LAND,WATER & WOOL SUPPLEMENT BEYOND THE BALE 13 RIVERS & WATER QUALITY practical guidelines for woolgrowers that address these problems, with self-assessment tools and guides on species identification, which plants to put where, control of nuisance woody weeds, who to contact and other practical tips provided. For woolgrowers such as Mark and Anna Gubbins of 'Coolana' in western Victoria, a river is a valuable asset and they have been managing it as a separate, but integrated, part of the farm. Their story inspires other woolgrowers who want to try something similar, Six years after completing a major fencing program to close off most of the Hopkins River frontage on his family property, Mark Gubbins is astounded at the regrowth of natural vegetation along the river's banks. "It's amazing to see how well the river banks have regrown," he says. "Nature has the biggest Band-aid of its own, if you give it a chance. Things have grown in places where we thought they never would, for example, river red gums. I just can't believe how quickly the river has said 'thanks'. " ú More information: See back page for Land,Water & Wool Rivers and Water Quality sub-program publications, and see www.landwaterwool.gov.au for more resources. Buffalo Brook,Tasmania, before and after rehabilitation. "Do we have success? Do we have the interest of other farmers? The answer is yes, and that's a strong benefit from Land,Water & Wool.There's more bird life, a greater range of plants in terms of age, species and size, as well as more shelter and shade for stock. It's also a lot better to look at." -- BRENDON LUNNEY, woolgrower, NSW Loaded gullies swallow topsoil Gully erosion reduces the amount of productive land, limits access to paddocks, makes it difficult to muster stock and degrades water quality through the sediment and nutrients mobilised. It is often considered evidence of poor management. Research on Brendon Lunney's property 'Bogolara', near Yass, NSW, showed that a 50-millimetre rainfall event sent 75 tonnes of suspended sediment, 15 megalitres of discharge (water flow), 20 kilograms of phosphorus and 75kg of nitrogen through a single farm gully within hours.This would substantially reduce downstream water quality to all users and means a significant loss of capital investment from farms.

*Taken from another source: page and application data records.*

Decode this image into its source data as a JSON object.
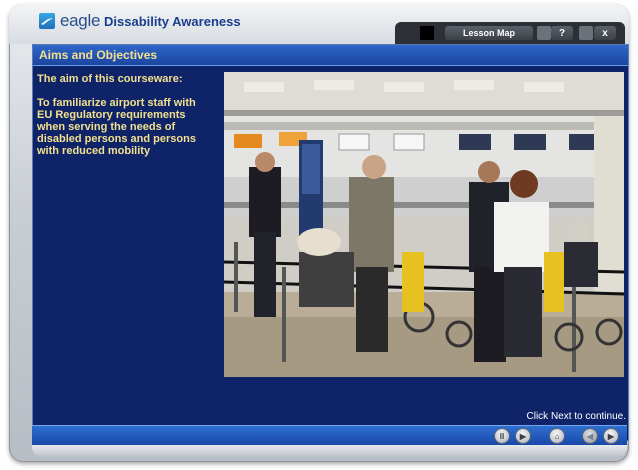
{
  "app": {
    "logo_word": "eagle",
    "title": "Dissability Awareness"
  },
  "toolbar": {
    "lesson_map_label": "Lesson Map",
    "help_label": "?",
    "close_label": "x"
  },
  "section": {
    "header": "Aims and Objectives",
    "intro": "The aim of this courseware:",
    "body": "To familiarize airport staff with EU Regulatory requirements when serving the needs of disabled persons and persons with reduced mobility"
  },
  "footer": {
    "continue_text": "Click Next to continue."
  },
  "nav": {
    "pause_label": "II",
    "play_label": "▶",
    "home_label": "⌂",
    "prev_label": "◀",
    "next_label": "▶"
  },
  "colors": {
    "content_bg": "#0f2468",
    "header_bar": "#2f66c8",
    "text_yellow": "#f2e08f"
  }
}
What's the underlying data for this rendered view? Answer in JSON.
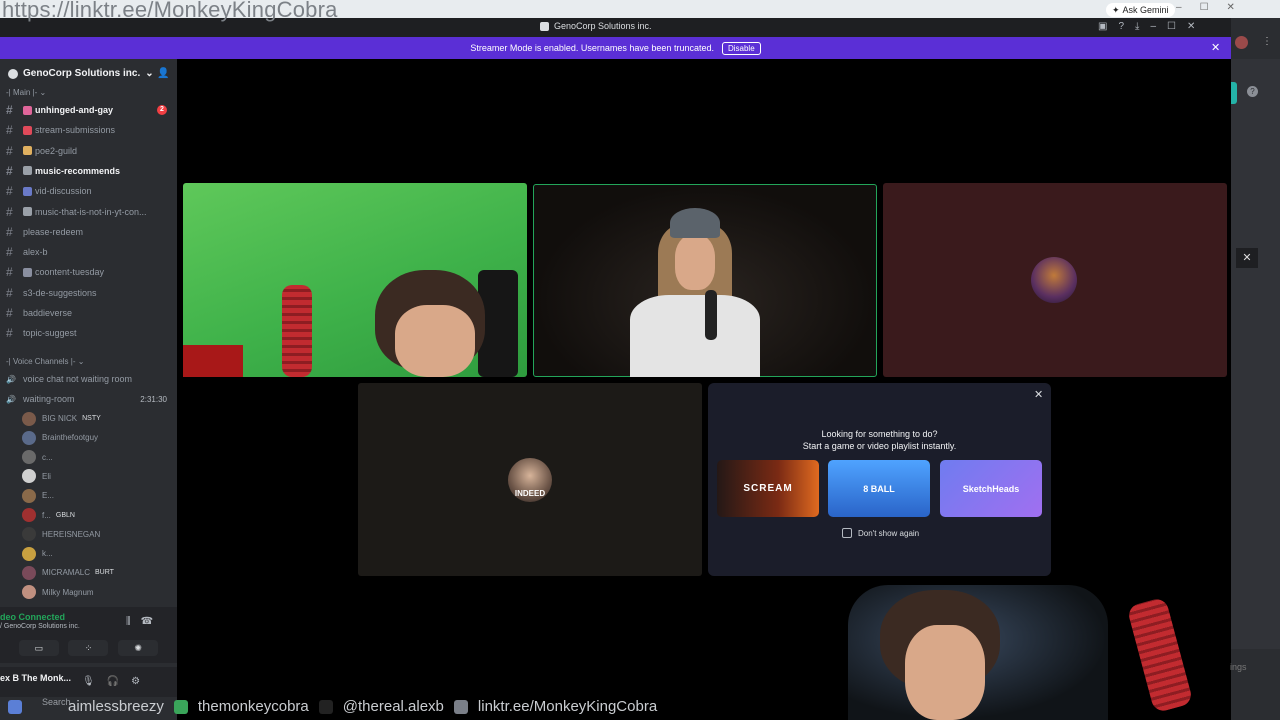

As a result of research through Land,Water & Wool, new easy-to-follow management guidelines are now available to help woolgrowers manage and rehabilitate gullies on-farm. 'Five Ps' provide all pieces of puzzle Trust between woolgrowers, researchers and project staff is fundamental to the success of natural resource management (NRM) programs, and the Rivers and Water Quality researcher and woolgrower team identified five key factors that build it.The 'Five P's' have guided the sub- program by bringing together the economic, scientific, environmental and social factors that influence woolgrowers in deciding whether to adopt recommended NRM practices: ú profit is the need for triple-bottom-line return; ú proof is solid real-life evidence to underpin decision-making and provide confidence to act; ú people looks at the importance of establishing and maintaining relationships; ú place considers the connection woolgrowers have to their farm and local community; and ú promise is a commitment to listen, empathise, deliver and celebrate people's involvement in NRM. Field monitoring equipment in a gully. PHOTO: FLEUR FLANERY, GARY CAITCHEON PHOTOS: BIZ & LINDSAY NICOLSON
Aug 07 - Sep 07
Jun 07 - Jul 07